TASK TO CARRY OUT: For every line in the listing below that contains the word "cumin", add one to the tally. State the final number and nothing else.

DATA FOR THIS EXERCISE:
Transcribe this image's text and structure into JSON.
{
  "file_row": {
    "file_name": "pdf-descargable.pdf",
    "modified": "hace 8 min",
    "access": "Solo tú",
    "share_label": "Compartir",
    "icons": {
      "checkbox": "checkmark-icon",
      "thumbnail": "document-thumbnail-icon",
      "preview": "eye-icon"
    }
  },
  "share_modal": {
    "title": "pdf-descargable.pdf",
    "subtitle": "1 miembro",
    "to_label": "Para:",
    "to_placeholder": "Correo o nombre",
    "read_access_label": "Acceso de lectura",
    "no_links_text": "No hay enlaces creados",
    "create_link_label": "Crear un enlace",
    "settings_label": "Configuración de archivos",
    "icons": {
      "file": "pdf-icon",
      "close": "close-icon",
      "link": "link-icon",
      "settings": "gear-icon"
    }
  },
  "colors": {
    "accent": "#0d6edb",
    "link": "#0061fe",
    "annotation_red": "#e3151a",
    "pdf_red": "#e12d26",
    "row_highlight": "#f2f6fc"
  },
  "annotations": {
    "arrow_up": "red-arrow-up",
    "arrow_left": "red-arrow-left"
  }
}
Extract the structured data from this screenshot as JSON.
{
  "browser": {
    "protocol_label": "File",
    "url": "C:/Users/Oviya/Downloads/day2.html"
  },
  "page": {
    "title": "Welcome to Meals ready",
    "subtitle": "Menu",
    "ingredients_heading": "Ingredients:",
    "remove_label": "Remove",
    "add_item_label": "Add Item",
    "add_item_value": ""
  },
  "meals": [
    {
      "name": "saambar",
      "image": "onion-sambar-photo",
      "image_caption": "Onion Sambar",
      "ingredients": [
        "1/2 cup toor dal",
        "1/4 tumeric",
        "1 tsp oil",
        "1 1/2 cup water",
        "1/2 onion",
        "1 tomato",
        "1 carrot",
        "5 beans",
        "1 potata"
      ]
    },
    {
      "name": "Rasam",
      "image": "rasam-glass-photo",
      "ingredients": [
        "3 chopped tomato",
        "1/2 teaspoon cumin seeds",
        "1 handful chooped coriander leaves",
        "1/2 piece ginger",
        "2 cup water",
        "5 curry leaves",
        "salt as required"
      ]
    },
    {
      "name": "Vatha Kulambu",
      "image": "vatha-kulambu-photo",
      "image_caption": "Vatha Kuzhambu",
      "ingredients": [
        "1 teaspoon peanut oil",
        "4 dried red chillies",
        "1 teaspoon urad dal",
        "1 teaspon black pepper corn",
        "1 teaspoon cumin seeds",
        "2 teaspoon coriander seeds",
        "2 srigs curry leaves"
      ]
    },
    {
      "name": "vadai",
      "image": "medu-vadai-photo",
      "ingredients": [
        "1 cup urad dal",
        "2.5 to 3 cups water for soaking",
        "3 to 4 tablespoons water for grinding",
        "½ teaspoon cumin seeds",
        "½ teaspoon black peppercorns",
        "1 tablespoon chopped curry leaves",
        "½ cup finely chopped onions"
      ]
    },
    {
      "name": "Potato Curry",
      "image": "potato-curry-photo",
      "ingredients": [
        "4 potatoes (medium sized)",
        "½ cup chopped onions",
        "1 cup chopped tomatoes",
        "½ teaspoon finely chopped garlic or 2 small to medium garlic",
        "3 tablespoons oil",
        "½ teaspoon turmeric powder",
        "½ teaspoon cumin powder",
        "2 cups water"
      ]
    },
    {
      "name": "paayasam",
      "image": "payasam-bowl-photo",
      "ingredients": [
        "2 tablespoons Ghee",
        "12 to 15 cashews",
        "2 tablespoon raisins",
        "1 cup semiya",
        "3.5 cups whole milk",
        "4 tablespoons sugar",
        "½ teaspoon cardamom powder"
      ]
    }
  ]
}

WRITTEN ANSWER: 4